Likewise in dismissing Appeal APP/Q1445/A/14/2222561 the planning inspector fully accepts the need for condition HO7 even in circumstances where there is no waiting list for permits in the controlled zone pertaining to his decision. See points 10 and 11 of his appeal decision dated 23 October 2014
One thing that has changed within the last 4 years is a huge rise in Internet shopping i.e. deliveries of food and packages to residential streets, which creates less need for cars but a greater volume of traffic. Backland developments (e.g. homes to the rear of Princes Road and Crescent Road) will require more time for such deliveries. With narrow access to these developments, more cars as well could not be accommodated without creating bottlenecks.
Note that some appeal decisions are citing The Government's Planning Policy Framework (July 2018) which requires planning conditions to be both necessary and reasonable. This means that it is important for Councils to provide supporting evidence that [A] any additional parking demand arising from development would lead to material harm to highway safety, or [B] would otherwise conflict with other development plan policies.

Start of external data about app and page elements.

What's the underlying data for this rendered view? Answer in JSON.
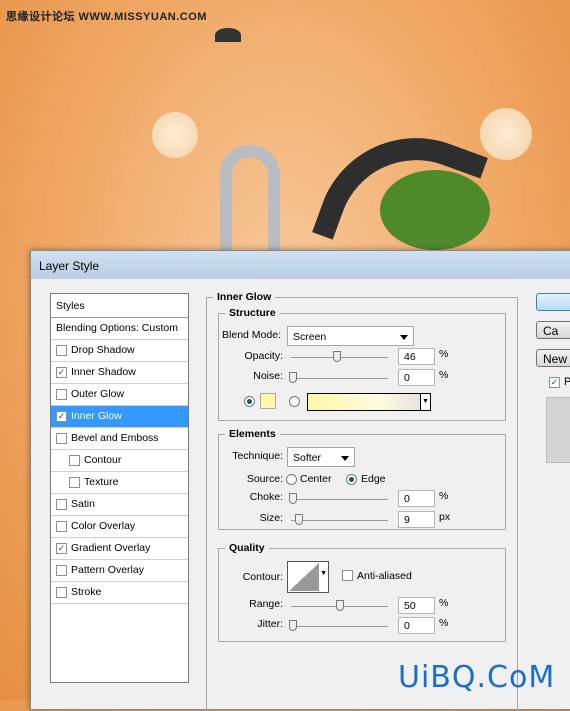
{
  "watermark": "思缘设计论坛 WWW.MISSYUAN.COM",
  "dialog": {
    "title": "Layer Style"
  },
  "styles_panel": {
    "header": "Styles",
    "blending": "Blending Options: Custom",
    "items": [
      {
        "label": "Drop Shadow",
        "checked": false,
        "indent": false
      },
      {
        "label": "Inner Shadow",
        "checked": true,
        "indent": false
      },
      {
        "label": "Outer Glow",
        "checked": false,
        "indent": false
      },
      {
        "label": "Inner Glow",
        "checked": true,
        "indent": false,
        "selected": true
      },
      {
        "label": "Bevel and Emboss",
        "checked": false,
        "indent": false
      },
      {
        "label": "Contour",
        "checked": false,
        "indent": true
      },
      {
        "label": "Texture",
        "checked": false,
        "indent": true
      },
      {
        "label": "Satin",
        "checked": false,
        "indent": false
      },
      {
        "label": "Color Overlay",
        "checked": false,
        "indent": false
      },
      {
        "label": "Gradient Overlay",
        "checked": true,
        "indent": false
      },
      {
        "label": "Pattern Overlay",
        "checked": false,
        "indent": false
      },
      {
        "label": "Stroke",
        "checked": false,
        "indent": false
      }
    ]
  },
  "inner_glow": {
    "title": "Inner Glow",
    "structure": {
      "title": "Structure",
      "blend_mode_label": "Blend Mode:",
      "blend_mode": "Screen",
      "opacity_label": "Opacity:",
      "opacity": "46",
      "noise_label": "Noise:",
      "noise": "0",
      "percent": "%",
      "glow_color": "#fff8a8",
      "color_mode": "solid"
    },
    "elements": {
      "title": "Elements",
      "technique_label": "Technique:",
      "technique": "Softer",
      "source_label": "Source:",
      "center": "Center",
      "edge": "Edge",
      "source": "Edge",
      "choke_label": "Choke:",
      "choke": "0",
      "size_label": "Size:",
      "size": "9",
      "px": "px"
    },
    "quality": {
      "title": "Quality",
      "contour_label": "Contour:",
      "anti_aliased": "Anti-aliased",
      "anti_aliased_checked": false,
      "range_label": "Range:",
      "range": "50",
      "jitter_label": "Jitter:",
      "jitter": "0"
    }
  },
  "buttons": {
    "ok": "",
    "cancel": "Ca",
    "new_style": "New",
    "preview": "P",
    "preview_checked": true
  },
  "logo": "UiBQ.CoM"
}
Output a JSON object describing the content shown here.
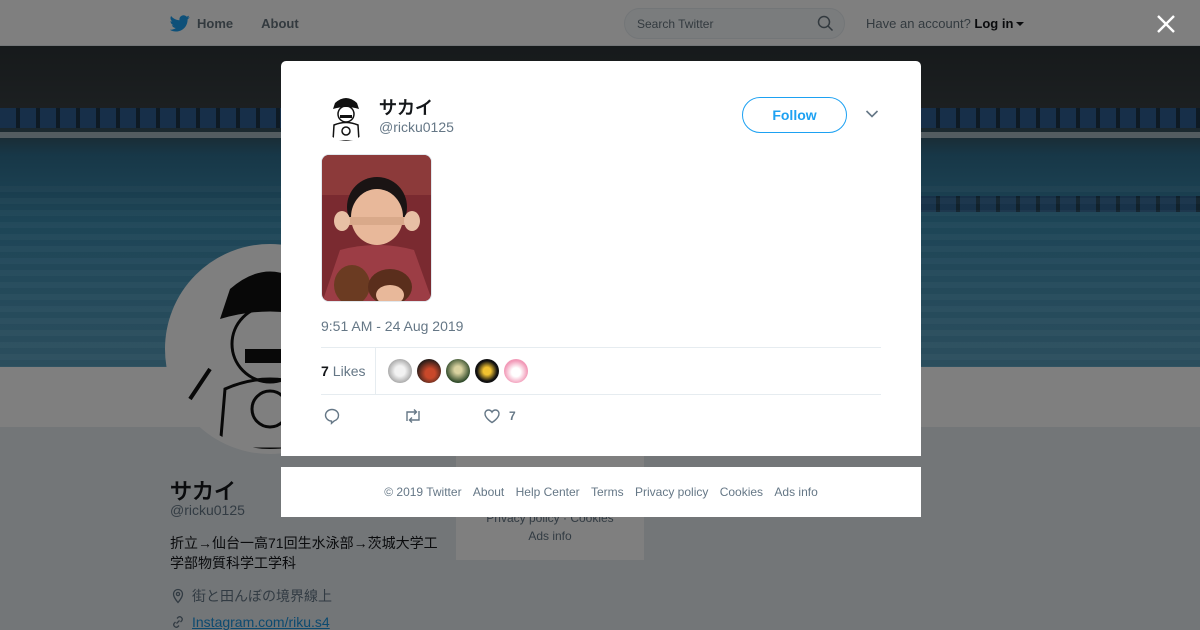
{
  "nav": {
    "home": "Home",
    "about": "About"
  },
  "search": {
    "placeholder": "Search Twitter"
  },
  "account": {
    "prompt": "Have an account?",
    "login": "Log in"
  },
  "profile": {
    "name": "サカイ",
    "handle": "@ricku0125",
    "bio": "折立→仙台一高71回生水泳部→茨城大学工学部物質科学工学科",
    "location": "街と田んぼの境界線上",
    "url": "Instagram.com/riku.s4"
  },
  "side_footer": {
    "privacy": "Privacy policy",
    "cookies": "Cookies",
    "ads": "Ads info"
  },
  "tweet": {
    "name": "サカイ",
    "handle": "@ricku0125",
    "follow_label": "Follow",
    "timestamp": "9:51 AM - 24 Aug 2019",
    "likes_count": "7",
    "likes_label": "Likes",
    "like_action_count": "7"
  },
  "footer": {
    "copyright": "© 2019 Twitter",
    "about": "About",
    "help": "Help Center",
    "terms": "Terms",
    "privacy": "Privacy policy",
    "cookies": "Cookies",
    "ads": "Ads info"
  },
  "colors": {
    "brand": "#1da1f2",
    "link": "#1b95e0",
    "muted": "#657786"
  }
}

Policy CP9 of The Brighton and Hove City Plan has given rise to clear definition of Local Policy on Car-Free Housing in the form of Supplementary Planning Document SPD14.
Appeal APP/Q1445/W/18/3198211 dated 5th October 2018 (upheld by the planning inspector) mentions that Brighton and Hove City Council has not provided detailed supporting evidence of [A] and [B] above i.e. the inspector was not provided with evidence that the car-free condition would meet the tests of reasonableness and necessity.
It is up to The Council to defend its policies i.e. its current parking standards SPD 14 [October 2016] and Round Hill residents can help by convincing members of the planning committee that the level of parking stress here justifies the application of our city's policies.
Brighton and Hove City Council has a list of developments which are car-free where residents are not eligible for a permit. If every car-free condition in our city was challenged, there would be transport chaos. Conditions can be used providing they are reasonable and necessary.
National Planning Policy Framework July 2018
See pages 15 & 16 points 54 to 56 Use of Planning Obligations and Conditions
Use of Planning Obligations [The Community Infrastructure Levy Regulations 2010]
BH2018/00881 Still under consideration